The loan is designed to compensate for economic injury to businesses in these situations by helping cover operating expenses. Loans can be awarded for up to $2 million. This maximum limit may be waived in exceptional circumstances.
Businesses can file at any time after the employee receives a notice of expected call-up. The filing window ends one year after the employee is relieved from active duty or discharged.
Veteran franchise buyers sometimes ask about Patriot Express loans, a special type of SBA loan for veteran-led businesses. While this program was an excellent source of financing for veterans, the program was sadly discontinued.
If you’re not eligible for an SBA loan, you may still be able to secure financing through a third-party lender. Non-SBA loans may come with higher interest rates, less favorable payment schedules, and greater risk for business owners.

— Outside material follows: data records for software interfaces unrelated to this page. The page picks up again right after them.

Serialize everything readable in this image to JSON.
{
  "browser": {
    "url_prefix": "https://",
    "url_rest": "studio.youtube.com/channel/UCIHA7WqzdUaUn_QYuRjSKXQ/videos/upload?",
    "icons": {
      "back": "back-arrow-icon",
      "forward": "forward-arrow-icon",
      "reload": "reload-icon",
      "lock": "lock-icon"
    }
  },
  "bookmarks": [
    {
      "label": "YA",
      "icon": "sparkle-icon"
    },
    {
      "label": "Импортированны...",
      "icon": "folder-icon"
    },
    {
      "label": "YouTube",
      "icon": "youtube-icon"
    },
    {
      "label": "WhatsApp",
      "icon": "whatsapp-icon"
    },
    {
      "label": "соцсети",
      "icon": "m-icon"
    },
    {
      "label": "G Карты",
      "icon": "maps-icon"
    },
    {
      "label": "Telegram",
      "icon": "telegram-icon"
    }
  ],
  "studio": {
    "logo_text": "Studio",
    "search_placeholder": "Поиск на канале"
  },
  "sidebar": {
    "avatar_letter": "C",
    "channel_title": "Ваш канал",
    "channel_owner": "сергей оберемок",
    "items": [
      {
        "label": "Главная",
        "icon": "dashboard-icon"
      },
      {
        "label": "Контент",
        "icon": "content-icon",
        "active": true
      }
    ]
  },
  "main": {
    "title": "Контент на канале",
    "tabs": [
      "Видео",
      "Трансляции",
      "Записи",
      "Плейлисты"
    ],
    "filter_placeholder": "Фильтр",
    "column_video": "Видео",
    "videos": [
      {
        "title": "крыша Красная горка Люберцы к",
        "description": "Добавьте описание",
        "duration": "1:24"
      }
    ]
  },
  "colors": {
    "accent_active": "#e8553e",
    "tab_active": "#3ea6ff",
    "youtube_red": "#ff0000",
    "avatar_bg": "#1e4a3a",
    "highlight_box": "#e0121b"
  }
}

While 13% of U.S. small business owners report using personal or business credit cards to finance startup capital, we discourage franchise owners from this option. Credit cards can be a great way to pay for short-term expenses, but they can turn into a financial and legal liability if misused.
Before agreeing to a loan, we strongly encourage entrepreneurs to speak with a financial advisor and/or a legal expert.
Veteran Franchise Grants
As the owner of a veteran-led business, you may qualify for grants from nonprofits like the Second Service Foundation and Warrior Rising. Both organizations are focused exclusively on support for business owners who are U.S. military veterans.
Second Service Foundation
The Second Service Foundation is a nonprofit organization that seeks to inspire, educate, and support veteran business owners. The foundation is an affiliate of StreetShares, a tech company that focuses on small business loans.
As part of their support, the Second Service Foundation offers grants through its Military Entrepreneur Challenge. Participants are invited to submit a video pitch outlining their business plan. Qualifying participants are then invited to pitch their business to a judging panel at a live event.
The Military Entrepreneur Challenge offers the following cash awards:
- $15,000 to first place
- $6,000 to second place
- $4,000 to third place
Warrior Rising is a veteran-led nonprofit that supports veteran entrepreneurs. U.S. military veterans can apply for support through the Vetrepreneur program. This support includes online education, biweekly webinars, and one-on-one mentoring opportunities.
The Vetrepreneur program also awards grants through Business Showers, in which nominated businesses compete for funding in a Shark Tank-style competition.
In addition to business grants for veterans, you may also want to pursue other grants that aren’t specifically focused on vets.
Many of these grants can be found through Grants.gov, a searchable database of grant opportunities within the U.S. The database includes hundreds of funding opportunities for small businesses.
Veteran Franchise Discounts
As a veteran, you may be eligible for reduced upfront costs when buying a franchise, depending on which brand you choose.
VetFran is a network of franchise brands that offer incentives for veteran entrepreneurs. These incentives often include veteran discounts on franchise fees. This can significantly reduce your initial investment when buying a franchise.
At Senior Helpers, we offer a 15% discount on our franchise fee for U.S. military veterans. Our veteran franchise discount reduces the cost of a home care franchise by $8,250 — from $55,000 down to $46,750!
Our veteran discount is just one of the reasons why Senior Helpers ranks among the best franchising opportunities for veterans.
Thanks to our service-focused mission and values, we give veterans the chance to build a business while continuing to serve their community. We also offer one of the home care industry’s leading training programs, giving military veterans the support they need to transition into business ownership.
Finally, if you’re concerned about finance options for your business, our franchise development specialists can point you in the right direction. Our team has many buyers navigate third-party financing, including veteran franchisees.